## Description of the task:
Each line of the data below must be given again exactly as written.

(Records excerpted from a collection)

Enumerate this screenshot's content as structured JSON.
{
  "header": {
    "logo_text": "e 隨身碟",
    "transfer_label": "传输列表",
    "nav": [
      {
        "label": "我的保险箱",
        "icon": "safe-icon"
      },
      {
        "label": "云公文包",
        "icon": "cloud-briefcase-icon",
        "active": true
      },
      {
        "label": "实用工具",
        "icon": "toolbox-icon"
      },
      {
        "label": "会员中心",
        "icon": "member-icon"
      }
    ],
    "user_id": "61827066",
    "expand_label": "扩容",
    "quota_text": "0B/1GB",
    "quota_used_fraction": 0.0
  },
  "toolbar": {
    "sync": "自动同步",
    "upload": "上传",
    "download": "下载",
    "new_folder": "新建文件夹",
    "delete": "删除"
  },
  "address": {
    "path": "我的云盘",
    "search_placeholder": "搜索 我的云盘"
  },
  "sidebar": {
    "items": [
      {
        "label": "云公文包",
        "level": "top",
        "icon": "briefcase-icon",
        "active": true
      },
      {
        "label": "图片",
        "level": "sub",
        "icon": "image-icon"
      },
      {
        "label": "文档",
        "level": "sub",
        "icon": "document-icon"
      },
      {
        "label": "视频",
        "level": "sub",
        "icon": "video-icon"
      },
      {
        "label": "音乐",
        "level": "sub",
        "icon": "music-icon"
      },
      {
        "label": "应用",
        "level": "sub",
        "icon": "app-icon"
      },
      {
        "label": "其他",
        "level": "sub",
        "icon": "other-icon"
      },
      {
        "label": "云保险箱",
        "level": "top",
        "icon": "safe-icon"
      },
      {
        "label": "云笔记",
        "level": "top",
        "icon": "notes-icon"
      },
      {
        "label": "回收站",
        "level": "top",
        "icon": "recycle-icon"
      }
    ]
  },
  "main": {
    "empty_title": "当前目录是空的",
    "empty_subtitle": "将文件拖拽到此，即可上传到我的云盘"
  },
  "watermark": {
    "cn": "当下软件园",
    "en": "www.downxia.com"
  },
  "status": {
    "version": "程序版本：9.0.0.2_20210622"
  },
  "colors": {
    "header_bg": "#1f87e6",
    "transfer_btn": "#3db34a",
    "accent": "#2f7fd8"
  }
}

## Task response:
Enumerate this screenshot's content as structured JSON.
{
  "header": {
    "logo_text": "e 隨身碟",
    "transfer_label": "传输列表",
    "nav": [
      {
        "label": "我的保险箱",
        "icon": "safe-icon"
      },
      {
        "label": "云公文包",
        "icon": "cloud-briefcase-icon",
        "active": true
      },
      {
        "label": "实用工具",
        "icon": "toolbox-icon"
      },
      {
        "label": "会员中心",
        "icon": "member-icon"
      }
    ],
    "user_id": "61827066",
    "expand_label": "扩容",
    "quota_text": "0B/1GB",
    "quota_used_fraction": 0.0
  },
  "toolbar": {
    "sync": "自动同步",
    "upload": "上传",
    "download": "下载",
    "new_folder": "新建文件夹",
    "delete": "删除"
  },
  "address": {
    "path": "我的云盘",
    "search_placeholder": "搜索 我的云盘"
  },
  "sidebar": {
    "items": [
      {
        "label": "云公文包",
        "level": "top",
        "icon": "briefcase-icon",
        "active": true
      },
      {
        "label": "图片",
        "level": "sub",
        "icon": "image-icon"
      },
      {
        "label": "文档",
        "level": "sub",
        "icon": "document-icon"
      },
      {
        "label": "视频",
        "level": "sub",
        "icon": "video-icon"
      },
      {
        "label": "音乐",
        "level": "sub",
        "icon": "music-icon"
      },
      {
        "label": "应用",
        "level": "sub",
        "icon": "app-icon"
      },
      {
        "label": "其他",
        "level": "sub",
        "icon": "other-icon"
      },
      {
        "label": "云保险箱",
        "level": "top",
        "icon": "safe-icon"
      },
      {
        "label": "云笔记",
        "level": "top",
        "icon": "notes-icon"
      },
      {
        "label": "回收站",
        "level": "top",
        "icon": "recycle-icon"
      }
    ]
  },
  "main": {
    "empty_title": "当前目录是空的",
    "empty_subtitle": "将文件拖拽到此，即可上传到我的云盘"
  },
  "watermark": {
    "cn": "当下软件园",
    "en": "www.downxia.com"
  },
  "status": {
    "version": "程序版本：9.0.0.2_20210622"
  },
  "colors": {
    "header_bg": "#1f87e6",
    "transfer_btn": "#3db34a",
    "accent": "#2f7fd8"
  }
}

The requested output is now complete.